[MATERIALS PROVIDED — start]

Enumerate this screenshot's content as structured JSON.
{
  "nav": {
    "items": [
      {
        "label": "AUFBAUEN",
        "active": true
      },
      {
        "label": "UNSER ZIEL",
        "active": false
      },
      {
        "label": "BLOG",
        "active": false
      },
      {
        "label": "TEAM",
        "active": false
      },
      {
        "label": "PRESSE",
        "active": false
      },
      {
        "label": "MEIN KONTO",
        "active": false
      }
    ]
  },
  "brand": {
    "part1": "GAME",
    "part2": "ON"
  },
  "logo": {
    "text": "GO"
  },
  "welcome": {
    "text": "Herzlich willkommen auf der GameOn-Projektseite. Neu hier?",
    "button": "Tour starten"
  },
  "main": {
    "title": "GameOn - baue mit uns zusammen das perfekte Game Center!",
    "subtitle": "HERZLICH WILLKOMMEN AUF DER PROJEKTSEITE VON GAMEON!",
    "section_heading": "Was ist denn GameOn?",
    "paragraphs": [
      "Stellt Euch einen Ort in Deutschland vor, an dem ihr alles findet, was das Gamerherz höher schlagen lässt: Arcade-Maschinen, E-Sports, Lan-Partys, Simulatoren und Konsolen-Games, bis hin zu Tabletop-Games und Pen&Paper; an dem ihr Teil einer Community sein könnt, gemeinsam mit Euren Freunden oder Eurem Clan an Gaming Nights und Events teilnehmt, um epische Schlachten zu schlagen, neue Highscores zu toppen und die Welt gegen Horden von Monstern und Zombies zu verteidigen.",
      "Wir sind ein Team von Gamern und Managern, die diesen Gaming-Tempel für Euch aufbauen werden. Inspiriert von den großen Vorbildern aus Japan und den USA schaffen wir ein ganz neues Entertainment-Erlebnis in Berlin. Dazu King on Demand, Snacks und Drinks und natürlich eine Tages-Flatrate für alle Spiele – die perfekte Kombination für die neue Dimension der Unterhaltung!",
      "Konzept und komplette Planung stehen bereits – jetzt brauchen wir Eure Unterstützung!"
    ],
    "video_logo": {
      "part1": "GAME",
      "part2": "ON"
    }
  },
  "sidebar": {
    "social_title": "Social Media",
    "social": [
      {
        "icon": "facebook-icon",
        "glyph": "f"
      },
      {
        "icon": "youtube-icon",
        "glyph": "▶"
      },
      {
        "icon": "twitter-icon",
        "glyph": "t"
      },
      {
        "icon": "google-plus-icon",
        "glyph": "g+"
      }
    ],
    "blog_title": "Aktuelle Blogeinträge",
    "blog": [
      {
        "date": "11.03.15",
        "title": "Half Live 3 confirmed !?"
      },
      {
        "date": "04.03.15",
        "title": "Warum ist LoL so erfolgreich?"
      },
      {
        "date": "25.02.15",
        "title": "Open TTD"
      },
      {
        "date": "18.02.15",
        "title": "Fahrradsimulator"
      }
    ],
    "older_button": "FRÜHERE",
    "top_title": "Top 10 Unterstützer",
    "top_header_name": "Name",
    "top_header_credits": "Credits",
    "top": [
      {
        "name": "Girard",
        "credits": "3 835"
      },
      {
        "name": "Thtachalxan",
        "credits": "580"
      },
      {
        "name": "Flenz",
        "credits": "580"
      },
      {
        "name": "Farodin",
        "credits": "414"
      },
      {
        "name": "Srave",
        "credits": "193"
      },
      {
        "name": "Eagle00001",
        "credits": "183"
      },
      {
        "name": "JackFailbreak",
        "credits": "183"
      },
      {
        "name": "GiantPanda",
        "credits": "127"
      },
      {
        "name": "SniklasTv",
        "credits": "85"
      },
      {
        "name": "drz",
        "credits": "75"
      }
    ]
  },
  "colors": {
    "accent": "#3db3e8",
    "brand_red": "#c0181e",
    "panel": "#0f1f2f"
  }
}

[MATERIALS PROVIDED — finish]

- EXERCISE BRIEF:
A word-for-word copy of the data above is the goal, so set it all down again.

- SOLUTION TO THIS EXERCISE:
Enumerate this screenshot's content as structured JSON.
{
  "nav": {
    "items": [
      {
        "label": "AUFBAUEN",
        "active": true
      },
      {
        "label": "UNSER ZIEL",
        "active": false
      },
      {
        "label": "BLOG",
        "active": false
      },
      {
        "label": "TEAM",
        "active": false
      },
      {
        "label": "PRESSE",
        "active": false
      },
      {
        "label": "MEIN KONTO",
        "active": false
      }
    ]
  },
  "brand": {
    "part1": "GAME",
    "part2": "ON"
  },
  "logo": {
    "text": "GO"
  },
  "welcome": {
    "text": "Herzlich willkommen auf der GameOn-Projektseite. Neu hier?",
    "button": "Tour starten"
  },
  "main": {
    "title": "GameOn - baue mit uns zusammen das perfekte Game Center!",
    "subtitle": "HERZLICH WILLKOMMEN AUF DER PROJEKTSEITE VON GAMEON!",
    "section_heading": "Was ist denn GameOn?",
    "paragraphs": [
      "Stellt Euch einen Ort in Deutschland vor, an dem ihr alles findet, was das Gamerherz höher schlagen lässt: Arcade-Maschinen, E-Sports, Lan-Partys, Simulatoren und Konsolen-Games, bis hin zu Tabletop-Games und Pen&Paper; an dem ihr Teil einer Community sein könnt, gemeinsam mit Euren Freunden oder Eurem Clan an Gaming Nights und Events teilnehmt, um epische Schlachten zu schlagen, neue Highscores zu toppen und die Welt gegen Horden von Monstern und Zombies zu verteidigen.",
      "Wir sind ein Team von Gamern und Managern, die diesen Gaming-Tempel für Euch aufbauen werden. Inspiriert von den großen Vorbildern aus Japan und den USA schaffen wir ein ganz neues Entertainment-Erlebnis in Berlin. Dazu King on Demand, Snacks und Drinks und natürlich eine Tages-Flatrate für alle Spiele – die perfekte Kombination für die neue Dimension der Unterhaltung!",
      "Konzept und komplette Planung stehen bereits – jetzt brauchen wir Eure Unterstützung!"
    ],
    "video_logo": {
      "part1": "GAME",
      "part2": "ON"
    }
  },
  "sidebar": {
    "social_title": "Social Media",
    "social": [
      {
        "icon": "facebook-icon",
        "glyph": "f"
      },
      {
        "icon": "youtube-icon",
        "glyph": "▶"
      },
      {
        "icon": "twitter-icon",
        "glyph": "t"
      },
      {
        "icon": "google-plus-icon",
        "glyph": "g+"
      }
    ],
    "blog_title": "Aktuelle Blogeinträge",
    "blog": [
      {
        "date": "11.03.15",
        "title": "Half Live 3 confirmed !?"
      },
      {
        "date": "04.03.15",
        "title": "Warum ist LoL so erfolgreich?"
      },
      {
        "date": "25.02.15",
        "title": "Open TTD"
      },
      {
        "date": "18.02.15",
        "title": "Fahrradsimulator"
      }
    ],
    "older_button": "FRÜHERE",
    "top_title": "Top 10 Unterstützer",
    "top_header_name": "Name",
    "top_header_credits": "Credits",
    "top": [
      {
        "name": "Girard",
        "credits": "3 835"
      },
      {
        "name": "Thtachalxan",
        "credits": "580"
      },
      {
        "name": "Flenz",
        "credits": "580"
      },
      {
        "name": "Farodin",
        "credits": "414"
      },
      {
        "name": "Srave",
        "credits": "193"
      },
      {
        "name": "Eagle00001",
        "credits": "183"
      },
      {
        "name": "JackFailbreak",
        "credits": "183"
      },
      {
        "name": "GiantPanda",
        "credits": "127"
      },
      {
        "name": "SniklasTv",
        "credits": "85"
      },
      {
        "name": "drz",
        "credits": "75"
      }
    ]
  },
  "colors": {
    "accent": "#3db3e8",
    "brand_red": "#c0181e",
    "panel": "#0f1f2f"
  }
}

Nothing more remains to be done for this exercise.